PSALTER, for Cistercian use, in Latin, ILLUMINATED MANUSCRIPT ON VELLUM
[north-eastern Italy, possibly Ferrara, final third 15th century]
113 x 84mm. 273 leaves: 18 (of 12, lacking i-iv), 29 (of 10, lacking i), 3 1710, 184, 19 2810, 292 (of 4?, lacking iii and iv),18 lines written in a semi-gothic bookhand in brown ink between two verticals and 19 horizontals ruled in plummet, rubrics in red, catchwords, initials alternately in blue and red, two line initials in red with lilac penwork flourishing extending into margins and in blue with similar flourishing in red, SEVEN ILLUMINATED INITIALS in purple and blue on grounds of liquid gold with sprays of flowers interspersed with gold discs extending into the margins, one forming a three sided border, one historiated initial with three sided border (lacking January-March in the Calendar, the opening leaf with 'Beatus vir' and perhaps two leaves from the Common of Apostles and Several Martyrs at the end, some staining to pages of the Calendar and final leaf, occasional fading of text, some cropping). 18th century calf gilt, edges gilt (some scuffing and minor cracking to spine).
The decoration and style of the manuscript indicate that it was made in north-eastern Italy, probably Ferrara, in the final third of the 15th century. The inclusion of Cistercian feasts in the Calendar (e.g. Sequanus, 19 Sept.; Magnus, 6 Oct.; Malachi, 4 Nov., in red), and the use of the Office of the Dead indicate that it was made for a Cistercian house, perhaps one dedicated to St Margaret, for the Dedication of St Margaret is entered at 21 May. Perhaps this is Margherita of Cortona (d.1297) rather than the more widely venerated Early Christian martyr Margaret of Antioch.
Calendar ff.1-8v; Psalms 1-150, beginning imperfectly in Psalm 2:3, '[Disrumpamus vincula eorum et proiciamus] a nobis iugum ipsorum' ff.9-159; the six ferial canticles followed by the Athanasian Creed ff.159-171; the Hymnal arranged according to the liturgical year with the Temporale, the Sanctorale, and the Common of Saints ff.172-216v; Office of the Dead, for Cistercian use ff.216v-225; Collects arranged by the liturgical year ff.225-273v.
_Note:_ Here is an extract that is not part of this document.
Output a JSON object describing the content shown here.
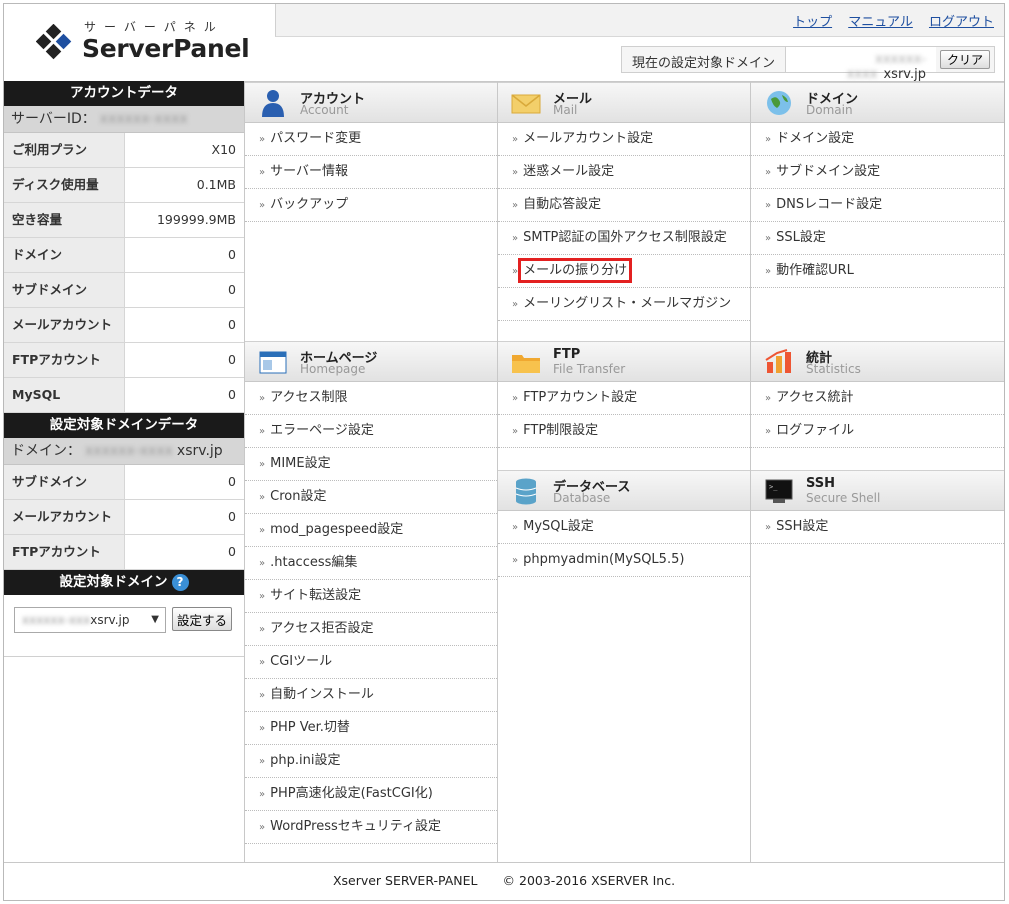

A delightful little portable Psalter, with each division of the Psalms and the opening of the Office of the Dead marked by a lively illuminated initial in a style typical of the Ferrarese school.